To her, the task of building the country’s development community isn’t the NGF’s alone. “There has already been a lot that has come out of the events that NGF hosts – the initiative has to come from our end as well; it’s not like just because they host an event we should go for it, come back, then do nothing. It took me ten years to get here, but for someone starting today it’ll only take them two years to get to where I am – and that’s a huge improvement! NASSCOM has been an essential part of that. Sure, we still have a lot of ways to improve, but I think they’re doing a commendable job – and the rest of us in the industry have to pick up from there. It feels like it’s a small family. If I don’t help you today, we’re not growing; if you’re not growing, I’m not growing. So somewhere I think we should stop thinking about ourselves and just grow as an industry – in the end it’s going to help us. As a community we need to come together – and it is happening – but I think it needs a bit more marketing. It’s slowly picking up momentum though.”
But getting developers involved in community building isn’t a solution to every issue that the industry faces. She continues, “One of things we’re trying to do is go to colleges and tell them – not necessarily just women, but people in general – that there is a career to be made in gaming, which I think is still a problem. Like with Game Jam Titans we’re reaching out to school and college kids, and they now know these things exist; that they are a big thing! In our time, if we made a game and showed it to a professor they’d tell us to do a ‘proper’ project.”
Game Jam Titans, organized by the NGF in collaboration with MindBox, saw school and college students from around the country competing in their cities for the privilege of having their games showcased at NGDC. One group of young developers we spoke to confessed that they weren’t really aware of the competition or conference until a poster found its way onto their school notice board; up until that point making games was just a hobby. They decided to take part, and were chosen from out of 150 teams that participated in their city. Their teacher beamed with pride as they told us how they had now decided to pursue a career in game development.

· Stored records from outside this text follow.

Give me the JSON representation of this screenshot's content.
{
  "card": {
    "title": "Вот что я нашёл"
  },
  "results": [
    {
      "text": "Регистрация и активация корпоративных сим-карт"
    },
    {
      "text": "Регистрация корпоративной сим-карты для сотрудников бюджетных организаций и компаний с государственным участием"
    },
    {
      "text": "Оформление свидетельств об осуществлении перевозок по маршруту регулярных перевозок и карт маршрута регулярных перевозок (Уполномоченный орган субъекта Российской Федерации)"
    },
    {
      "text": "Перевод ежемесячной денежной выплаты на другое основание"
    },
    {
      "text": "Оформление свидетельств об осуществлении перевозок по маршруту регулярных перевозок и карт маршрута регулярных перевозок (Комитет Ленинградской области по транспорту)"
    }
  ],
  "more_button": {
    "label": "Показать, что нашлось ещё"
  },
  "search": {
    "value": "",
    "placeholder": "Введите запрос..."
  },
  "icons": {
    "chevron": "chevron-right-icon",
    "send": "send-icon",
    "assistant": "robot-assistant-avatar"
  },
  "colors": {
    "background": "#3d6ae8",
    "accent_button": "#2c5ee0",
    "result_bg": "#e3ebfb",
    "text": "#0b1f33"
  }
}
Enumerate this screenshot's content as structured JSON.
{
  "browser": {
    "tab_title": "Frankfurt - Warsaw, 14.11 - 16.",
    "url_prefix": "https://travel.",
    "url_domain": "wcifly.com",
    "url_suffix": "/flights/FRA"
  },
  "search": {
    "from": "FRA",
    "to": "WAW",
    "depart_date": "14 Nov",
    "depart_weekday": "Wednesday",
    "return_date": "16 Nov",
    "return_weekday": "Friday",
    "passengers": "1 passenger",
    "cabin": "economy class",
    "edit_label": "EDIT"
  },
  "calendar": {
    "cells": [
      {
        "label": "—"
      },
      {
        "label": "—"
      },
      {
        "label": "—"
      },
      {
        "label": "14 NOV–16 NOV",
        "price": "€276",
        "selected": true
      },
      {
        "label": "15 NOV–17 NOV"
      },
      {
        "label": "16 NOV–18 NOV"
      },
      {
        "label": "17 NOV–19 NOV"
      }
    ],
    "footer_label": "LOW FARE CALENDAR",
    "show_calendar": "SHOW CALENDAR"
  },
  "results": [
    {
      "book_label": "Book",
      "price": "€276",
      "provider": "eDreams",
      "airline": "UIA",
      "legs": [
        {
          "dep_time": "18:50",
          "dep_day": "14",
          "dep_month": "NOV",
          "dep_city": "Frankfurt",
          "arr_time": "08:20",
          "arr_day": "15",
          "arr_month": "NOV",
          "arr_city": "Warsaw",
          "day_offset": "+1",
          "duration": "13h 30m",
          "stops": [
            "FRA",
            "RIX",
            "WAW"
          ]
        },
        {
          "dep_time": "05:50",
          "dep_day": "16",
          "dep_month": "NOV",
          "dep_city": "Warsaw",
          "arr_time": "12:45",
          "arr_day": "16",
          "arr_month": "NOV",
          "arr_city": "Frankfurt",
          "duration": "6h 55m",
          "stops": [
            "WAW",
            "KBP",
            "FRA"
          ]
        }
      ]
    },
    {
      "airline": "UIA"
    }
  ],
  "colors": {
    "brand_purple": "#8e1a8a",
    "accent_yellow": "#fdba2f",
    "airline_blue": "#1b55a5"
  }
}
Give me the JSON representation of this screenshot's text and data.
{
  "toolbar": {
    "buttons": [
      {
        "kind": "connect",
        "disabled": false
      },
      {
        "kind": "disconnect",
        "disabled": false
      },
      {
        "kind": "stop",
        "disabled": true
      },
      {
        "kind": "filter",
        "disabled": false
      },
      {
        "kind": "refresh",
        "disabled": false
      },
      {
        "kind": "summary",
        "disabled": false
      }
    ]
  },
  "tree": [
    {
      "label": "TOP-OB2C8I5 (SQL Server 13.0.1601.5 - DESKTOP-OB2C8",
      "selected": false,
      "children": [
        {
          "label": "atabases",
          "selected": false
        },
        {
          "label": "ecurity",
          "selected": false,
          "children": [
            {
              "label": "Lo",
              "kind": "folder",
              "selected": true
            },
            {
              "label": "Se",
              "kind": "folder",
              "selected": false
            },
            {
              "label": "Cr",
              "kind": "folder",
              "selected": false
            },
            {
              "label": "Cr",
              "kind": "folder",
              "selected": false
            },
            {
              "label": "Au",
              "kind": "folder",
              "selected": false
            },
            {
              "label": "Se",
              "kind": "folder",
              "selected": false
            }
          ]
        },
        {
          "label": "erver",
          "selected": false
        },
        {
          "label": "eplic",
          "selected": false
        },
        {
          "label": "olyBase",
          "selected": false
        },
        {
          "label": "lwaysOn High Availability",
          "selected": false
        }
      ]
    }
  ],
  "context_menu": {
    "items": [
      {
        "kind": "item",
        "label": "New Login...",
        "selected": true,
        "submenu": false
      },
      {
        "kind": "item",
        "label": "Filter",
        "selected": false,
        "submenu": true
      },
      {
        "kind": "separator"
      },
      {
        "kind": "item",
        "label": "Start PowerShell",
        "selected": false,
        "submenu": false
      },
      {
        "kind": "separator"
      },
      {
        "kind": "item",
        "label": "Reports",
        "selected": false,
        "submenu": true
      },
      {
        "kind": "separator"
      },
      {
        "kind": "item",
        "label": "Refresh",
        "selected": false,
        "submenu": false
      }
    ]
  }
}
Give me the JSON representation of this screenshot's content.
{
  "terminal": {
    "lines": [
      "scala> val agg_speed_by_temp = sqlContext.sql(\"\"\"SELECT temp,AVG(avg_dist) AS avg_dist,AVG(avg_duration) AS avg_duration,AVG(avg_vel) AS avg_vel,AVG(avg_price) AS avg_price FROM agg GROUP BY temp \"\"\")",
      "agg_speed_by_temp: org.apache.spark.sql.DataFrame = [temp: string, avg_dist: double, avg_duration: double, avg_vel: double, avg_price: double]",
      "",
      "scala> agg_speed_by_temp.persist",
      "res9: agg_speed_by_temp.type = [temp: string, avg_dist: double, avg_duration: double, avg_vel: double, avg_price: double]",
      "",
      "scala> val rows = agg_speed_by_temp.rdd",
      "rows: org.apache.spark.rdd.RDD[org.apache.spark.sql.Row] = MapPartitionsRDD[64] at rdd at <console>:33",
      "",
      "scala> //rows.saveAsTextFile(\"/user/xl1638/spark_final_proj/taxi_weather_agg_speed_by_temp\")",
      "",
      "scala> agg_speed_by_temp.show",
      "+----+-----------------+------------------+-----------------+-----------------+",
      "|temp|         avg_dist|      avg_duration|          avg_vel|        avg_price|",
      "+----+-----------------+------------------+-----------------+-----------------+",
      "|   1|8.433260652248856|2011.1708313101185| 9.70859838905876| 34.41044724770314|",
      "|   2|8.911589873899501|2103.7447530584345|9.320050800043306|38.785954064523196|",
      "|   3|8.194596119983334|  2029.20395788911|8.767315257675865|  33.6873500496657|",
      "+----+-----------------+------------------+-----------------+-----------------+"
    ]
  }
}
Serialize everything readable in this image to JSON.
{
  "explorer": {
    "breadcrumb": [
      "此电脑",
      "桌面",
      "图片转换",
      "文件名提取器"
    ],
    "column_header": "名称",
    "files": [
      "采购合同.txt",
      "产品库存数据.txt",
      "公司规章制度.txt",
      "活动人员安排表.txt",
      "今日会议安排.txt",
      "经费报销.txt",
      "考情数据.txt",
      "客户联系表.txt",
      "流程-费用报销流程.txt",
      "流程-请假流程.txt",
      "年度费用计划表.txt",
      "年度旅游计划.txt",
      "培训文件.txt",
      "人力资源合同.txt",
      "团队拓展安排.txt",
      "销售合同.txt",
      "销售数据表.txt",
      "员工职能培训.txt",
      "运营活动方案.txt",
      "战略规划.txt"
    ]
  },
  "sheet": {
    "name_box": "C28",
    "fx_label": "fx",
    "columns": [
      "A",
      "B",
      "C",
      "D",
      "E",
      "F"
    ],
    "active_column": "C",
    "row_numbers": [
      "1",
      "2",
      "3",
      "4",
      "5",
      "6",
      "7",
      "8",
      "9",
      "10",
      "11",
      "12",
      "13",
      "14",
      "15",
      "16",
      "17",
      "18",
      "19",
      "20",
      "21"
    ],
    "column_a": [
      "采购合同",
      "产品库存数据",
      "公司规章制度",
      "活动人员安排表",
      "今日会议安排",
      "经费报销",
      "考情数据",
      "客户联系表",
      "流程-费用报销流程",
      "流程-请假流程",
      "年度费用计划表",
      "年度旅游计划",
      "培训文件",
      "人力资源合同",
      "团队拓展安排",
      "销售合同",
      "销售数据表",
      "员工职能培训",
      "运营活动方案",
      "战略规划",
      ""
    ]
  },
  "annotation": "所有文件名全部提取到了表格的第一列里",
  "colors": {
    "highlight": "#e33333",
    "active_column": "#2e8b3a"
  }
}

The Indian game development community is still a far cry from those that have developed in the West, but even with a long road ahead of us, we have substantial amount of potential that is just waiting to be tapped into; after all, the community we create is only limited by what we decide to make of it.
Thanks to Poornima, Dhruva Interactive and Priyanka Rajan for contributing photos!